───── The input ─────
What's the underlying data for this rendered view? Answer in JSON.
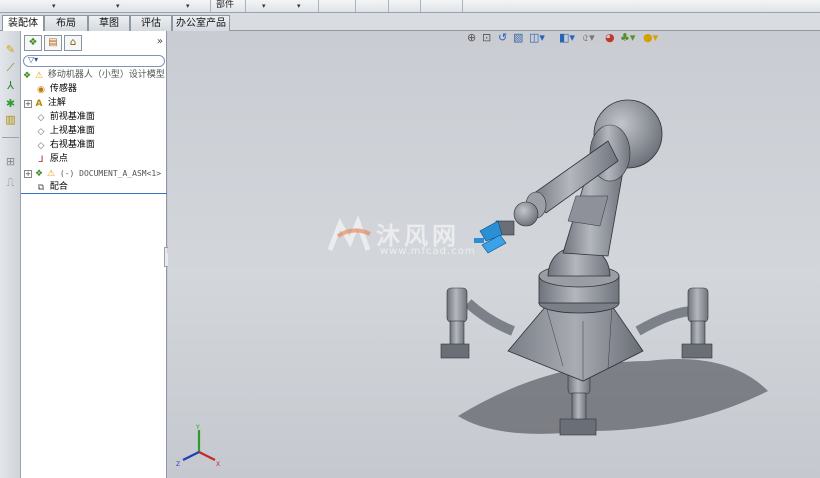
{
  "toolbar": {
    "parts_label": "部件"
  },
  "tabs": [
    {
      "label": "装配体"
    },
    {
      "label": "布局"
    },
    {
      "label": "草图"
    },
    {
      "label": "评估"
    },
    {
      "label": "办公室产品"
    }
  ],
  "feature_manager": {
    "expand_glyph": "»",
    "tree": [
      {
        "label": "移动机器人（小型）设计模型",
        "icon": "assembly-warning-icon"
      },
      {
        "label": "传感器",
        "icon": "sensor-icon"
      },
      {
        "label": "注解",
        "icon": "annotation-icon"
      },
      {
        "label": "前视基准面",
        "icon": "plane-icon"
      },
      {
        "label": "上视基准面",
        "icon": "plane-icon"
      },
      {
        "label": "右视基准面",
        "icon": "plane-icon"
      },
      {
        "label": "原点",
        "icon": "origin-icon"
      },
      {
        "label": "(-) DOCUMENT_A_ASM<1>",
        "icon": "subassembly-warning-icon"
      },
      {
        "label": "配合",
        "icon": "mates-icon"
      }
    ]
  },
  "watermark": {
    "text": "沐风网",
    "url": "www.mfcad.com"
  },
  "triad": {
    "x": "X",
    "y": "Y",
    "z": "Z"
  },
  "colors": {
    "tab_active_bg": "#ffffff",
    "tree_selection_line": "#3b6fc0",
    "model_body": "#8e9199",
    "gripper_accent": "#2b8fd6"
  }
}
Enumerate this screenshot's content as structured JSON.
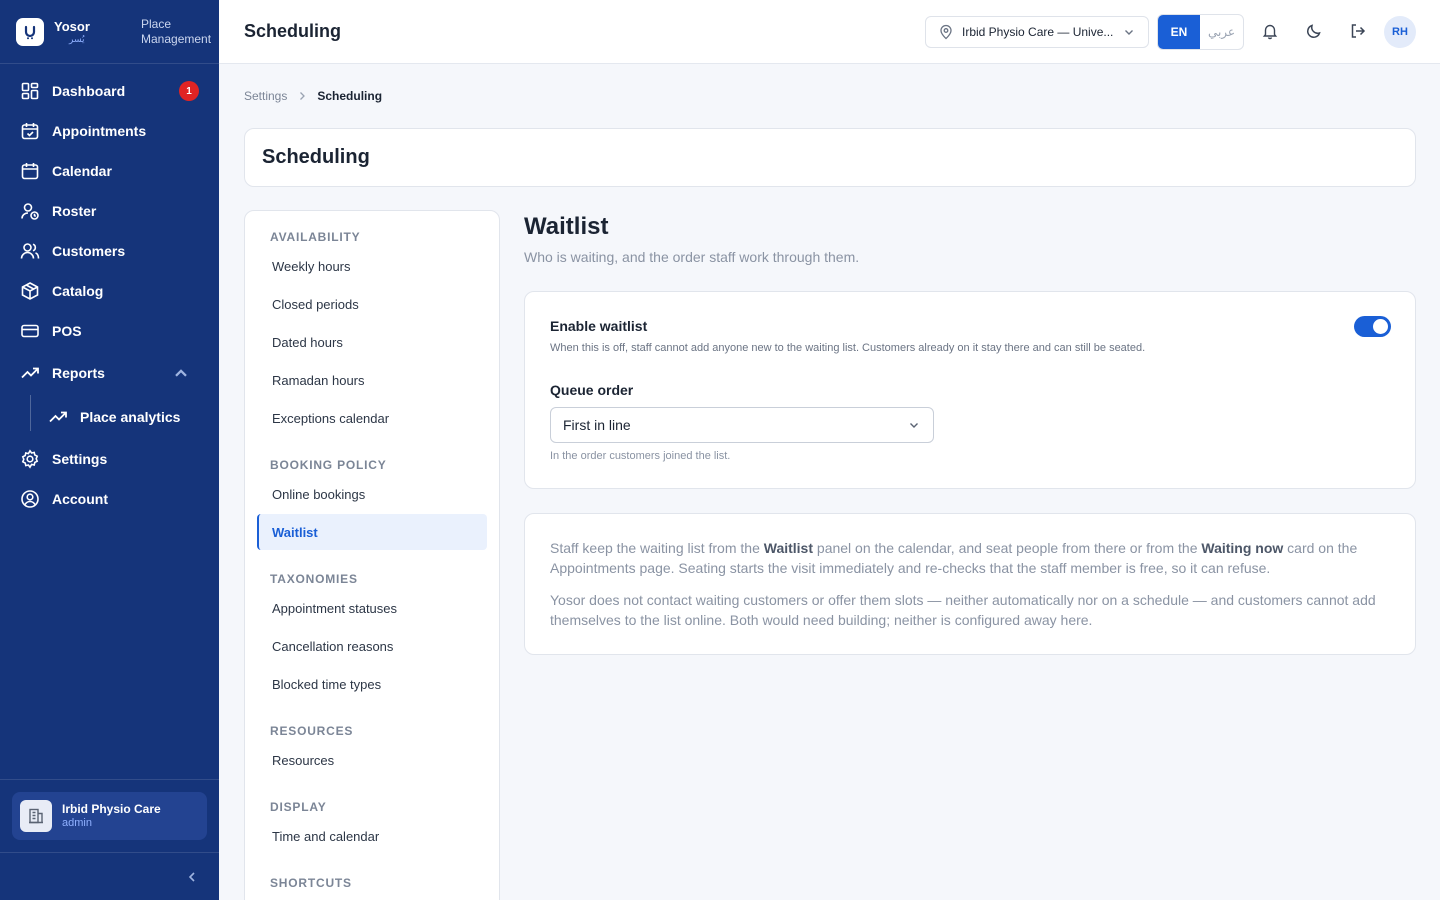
{
  "brand": {
    "name": "Yosor",
    "name_ar": "يُسر",
    "subtitle_line1": "Place",
    "subtitle_line2": "Management"
  },
  "sidebar": {
    "items": [
      {
        "label": "Dashboard",
        "badge": "1"
      },
      {
        "label": "Appointments"
      },
      {
        "label": "Calendar"
      },
      {
        "label": "Roster"
      },
      {
        "label": "Customers"
      },
      {
        "label": "Catalog"
      },
      {
        "label": "POS"
      },
      {
        "label": "Reports"
      },
      {
        "label": "Place analytics"
      },
      {
        "label": "Settings"
      },
      {
        "label": "Account"
      }
    ],
    "org": {
      "name": "Irbid Physio Care",
      "role": "admin"
    }
  },
  "topbar": {
    "title": "Scheduling",
    "location": "Irbid Physio Care — Unive...",
    "lang_en": "EN",
    "lang_ar": "عربي",
    "avatar_initials": "RH"
  },
  "breadcrumb": {
    "parent": "Settings",
    "current": "Scheduling"
  },
  "page": {
    "title": "Scheduling"
  },
  "subnav": {
    "groups": [
      {
        "heading": "AVAILABILITY",
        "items": [
          "Weekly hours",
          "Closed periods",
          "Dated hours",
          "Ramadan hours",
          "Exceptions calendar"
        ]
      },
      {
        "heading": "BOOKING POLICY",
        "items": [
          "Online bookings",
          "Waitlist"
        ]
      },
      {
        "heading": "TAXONOMIES",
        "items": [
          "Appointment statuses",
          "Cancellation reasons",
          "Blocked time types"
        ]
      },
      {
        "heading": "RESOURCES",
        "items": [
          "Resources"
        ]
      },
      {
        "heading": "DISPLAY",
        "items": [
          "Time and calendar"
        ]
      },
      {
        "heading": "SHORTCUTS",
        "items": []
      }
    ],
    "active": "Waitlist"
  },
  "section": {
    "title": "Waitlist",
    "description": "Who is waiting, and the order staff work through them."
  },
  "settings": {
    "enable_label": "Enable waitlist",
    "enable_help": "When this is off, staff cannot add anyone new to the waiting list. Customers already on it stay there and can still be seated.",
    "enabled": true,
    "queue_label": "Queue order",
    "queue_value": "First in line",
    "queue_help": "In the order customers joined the list."
  },
  "info": {
    "p1_a": "Staff keep the waiting list from the ",
    "p1_b": "Waitlist",
    "p1_c": " panel on the calendar, and seat people from there or from the ",
    "p1_d": "Waiting now",
    "p1_e": " card on the Appointments page. Seating starts the visit immediately and re-checks that the staff member is free, so it can refuse.",
    "p2": "Yosor does not contact waiting customers or offer them slots — neither automatically nor on a schedule — and customers cannot add themselves to the list online. Both would need building; neither is configured away here."
  },
  "colors": {
    "sidebar": "#15347a",
    "accent": "#1a5fd6",
    "badge": "#e02424"
  }
}
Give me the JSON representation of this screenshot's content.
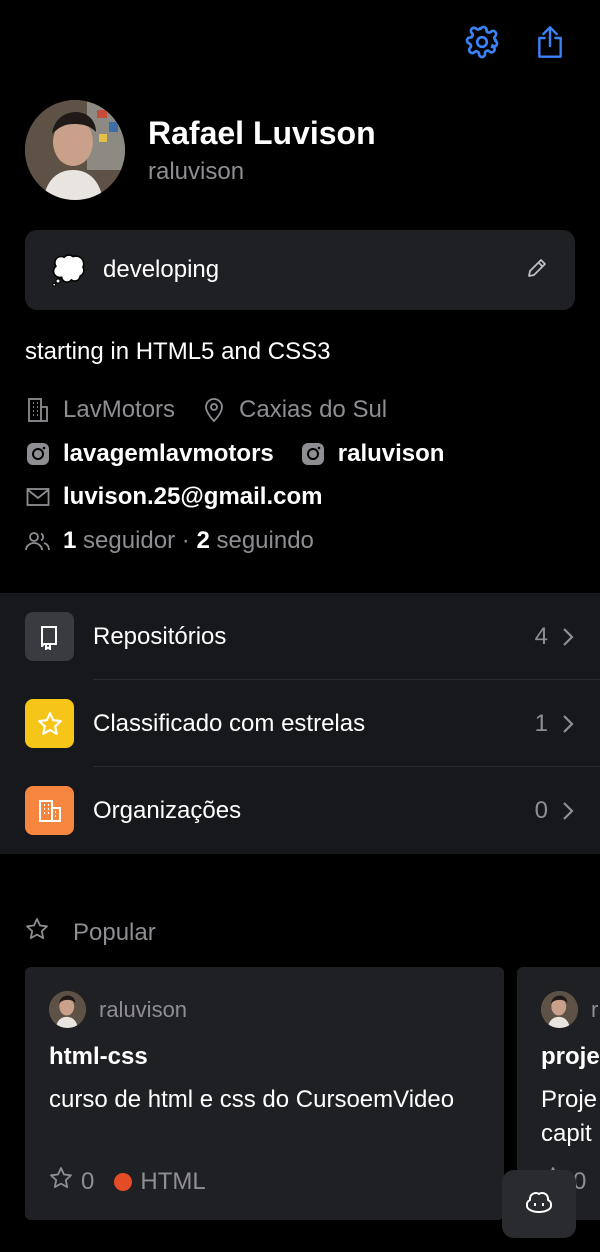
{
  "header": {
    "settings_icon": "gear-icon",
    "share_icon": "share-icon"
  },
  "profile": {
    "full_name": "Rafael Luvison",
    "username": "raluvison"
  },
  "status": {
    "emoji": "💭",
    "text": "developing"
  },
  "bio": "starting in HTML5 and CSS3",
  "details": {
    "company": "LavMotors",
    "location": "Caxias do Sul",
    "instagram_1": "lavagemlavmotors",
    "instagram_2": "raluvison",
    "email": "luvison.25@gmail.com",
    "followers_count": "1",
    "followers_label": "seguidor",
    "separator": "·",
    "following_count": "2",
    "following_label": "seguindo"
  },
  "menu": {
    "items": [
      {
        "label": "Repositórios",
        "count": "4",
        "icon": "repo-icon",
        "color": "#3a3b40"
      },
      {
        "label": "Classificado com estrelas",
        "count": "1",
        "icon": "star-icon",
        "color": "#f5c518"
      },
      {
        "label": "Organizações",
        "count": "0",
        "icon": "organization-icon",
        "color": "#f5853f"
      }
    ]
  },
  "popular": {
    "title": "Popular",
    "cards": [
      {
        "owner": "raluvison",
        "title": "html-css",
        "description": "curso de html e css do CursoemVideo",
        "stars": "0",
        "language": "HTML",
        "language_color": "#e34c26"
      },
      {
        "owner": "r",
        "title": "proje",
        "description": "Proje capit",
        "stars": "0"
      }
    ]
  },
  "fab": {
    "icon": "copilot-icon"
  }
}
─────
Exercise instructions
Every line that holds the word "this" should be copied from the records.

Solution
What's the underlying data for this rendered view? Answer in JSON.
Enumerate this screenshot's content as structured JSON.
    "enable_help": "When this is off, staff cannot add anyone new to the waiting list. Customers already on it stay there and can still be seated.",
Give me the JSON representation of this screenshot's content.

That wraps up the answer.